* **ABOUT THIS TASK**:
Which lines in the data below contain the word "thumb"? Copy each of them.

Dataset excerpts:
=== Begin Enclosure ===

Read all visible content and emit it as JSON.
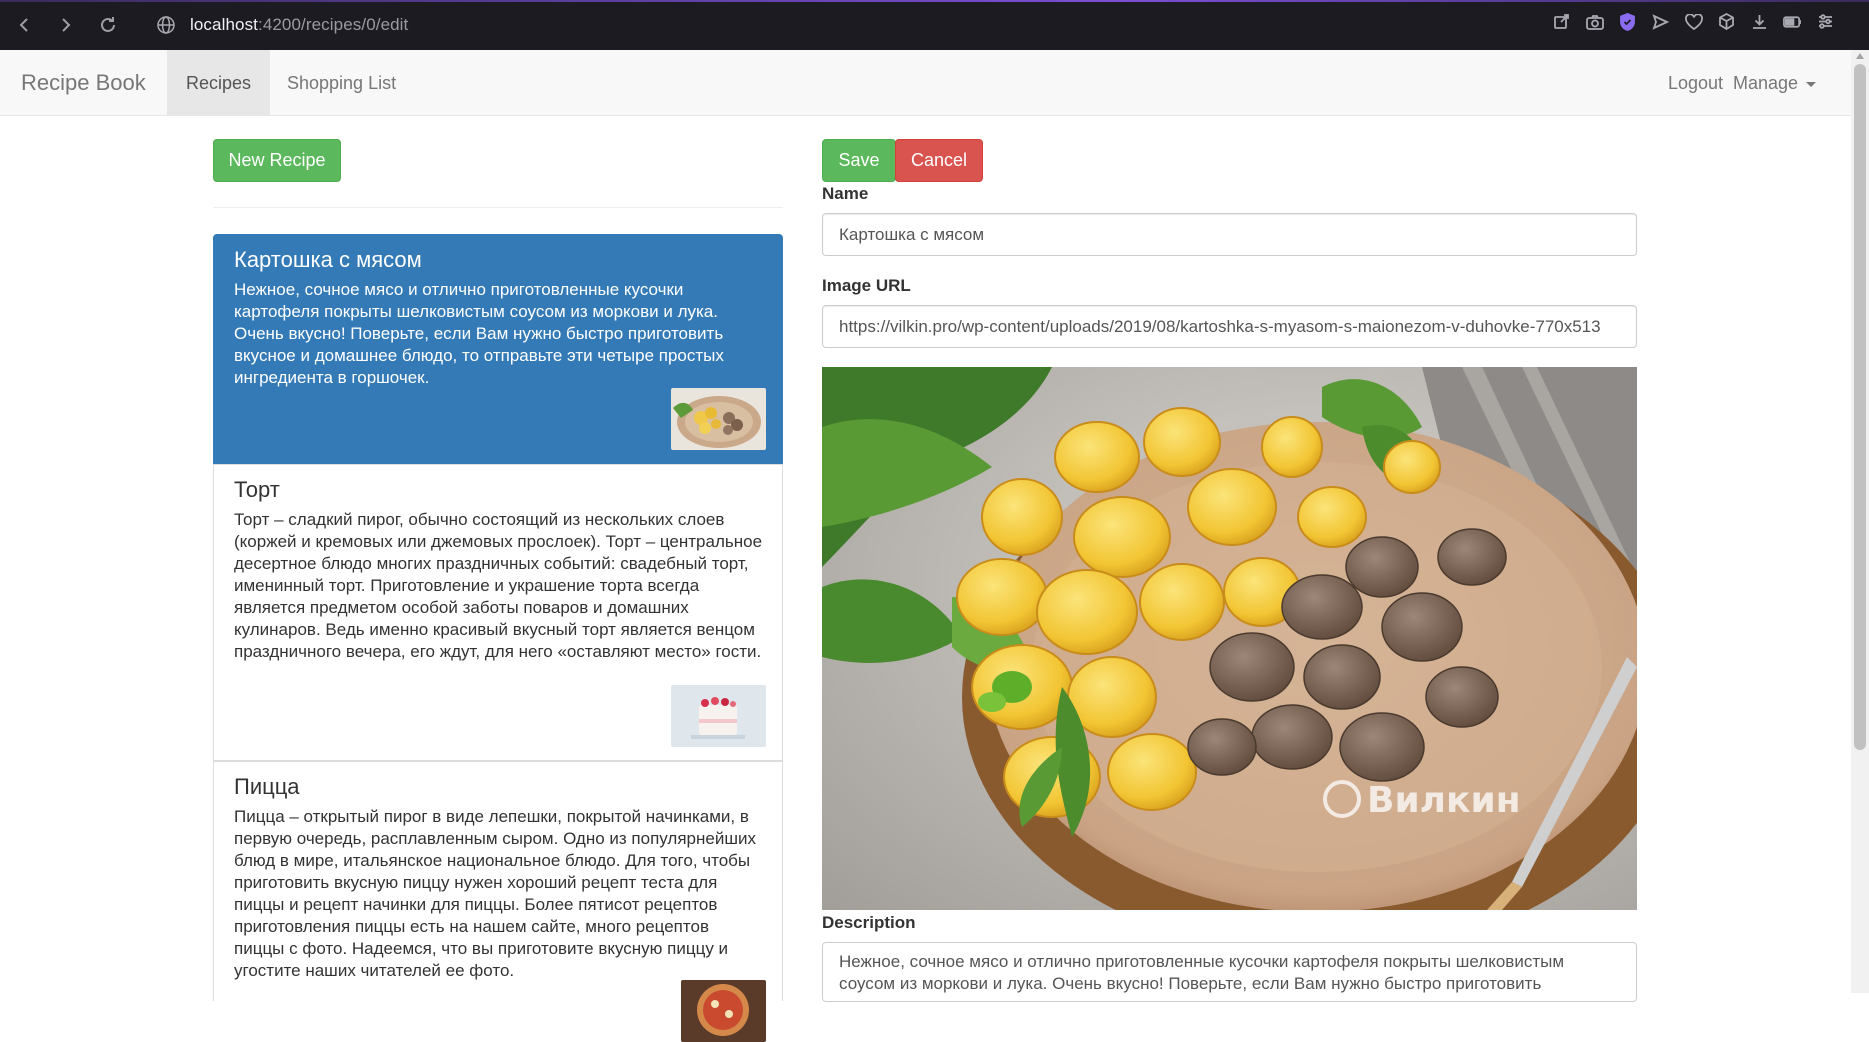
{
  "browser": {
    "url_host": "localhost",
    "url_path": ":4200/recipes/0/edit"
  },
  "navbar": {
    "brand": "Recipe Book",
    "items": [
      {
        "label": "Recipes",
        "active": true
      },
      {
        "label": "Shopping List",
        "active": false
      }
    ],
    "logout": "Logout",
    "manage": "Manage"
  },
  "list_panel": {
    "new_recipe_label": "New Recipe"
  },
  "recipes": [
    {
      "name": "Картошка с мясом",
      "description": "Нежное, сочное мясо и отлично приготовленные кусочки картофеля покрыты шелковистым соусом из моркови и лука. Очень вкусно! Поверьте, если Вам нужно быстро приготовить вкусное и домашнее блюдо, то отправьте эти четыре простых ингредиента в горшочек.",
      "thumb": "potatoes-with-meat"
    },
    {
      "name": "Торт",
      "description": "Торт – сладкий пирог, обычно состоящий из нескольких слоев (коржей и кремовых или джемовых прослоек). Торт – центральное десертное блюдо многих праздничных событий: свадебный торт, именинный торт. Приготовление и украшение торта всегда является предметом особой заботы поваров и домашних кулинаров. Ведь именно красивый вкусный торт является венцом праздничного вечера, его ждут, для него «оставляют место» гости.",
      "thumb": "cake"
    },
    {
      "name": "Пицца",
      "description": "Пицца – открытый пирог в виде лепешки, покрытой начинками, в первую очередь, расплавленным сыром. Одно из популярнейших блюд в мире, итальянское национальное блюдо. Для того, чтобы приготовить вкусную пиццу нужен хороший рецепт теста для пиццы и рецепт начинки для пиццы. Более пятисот рецептов приготовления пиццы есть на нашем сайте, много рецептов пиццы с фото. Надеемся, что вы приготовите вкусную пиццу и угостите наших читателей ее фото.",
      "thumb": "pizza"
    }
  ],
  "form": {
    "save_label": "Save",
    "cancel_label": "Cancel",
    "name_label": "Name",
    "name_value": "Картошка с мясом",
    "image_url_label": "Image URL",
    "image_url_value": "https://vilkin.pro/wp-content/uploads/2019/08/kartoshka-s-myasom-s-maionezom-v-duhovke-770x513",
    "description_label": "Description",
    "description_value": "Нежное, сочное мясо и отлично приготовленные кусочки картофеля покрыты шелковистым соусом из моркови и лука. Очень вкусно! Поверьте, если Вам нужно быстро приготовить",
    "watermark": "Вилкин"
  },
  "colors": {
    "primary": "#337ab7",
    "success": "#5cb85c",
    "danger": "#d9534f"
  }
}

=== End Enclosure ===

* **RESULT OF THE TASK**:
      "thumb": "potatoes-with-meat"
      "thumb": "cake"
      "thumb": "pizza"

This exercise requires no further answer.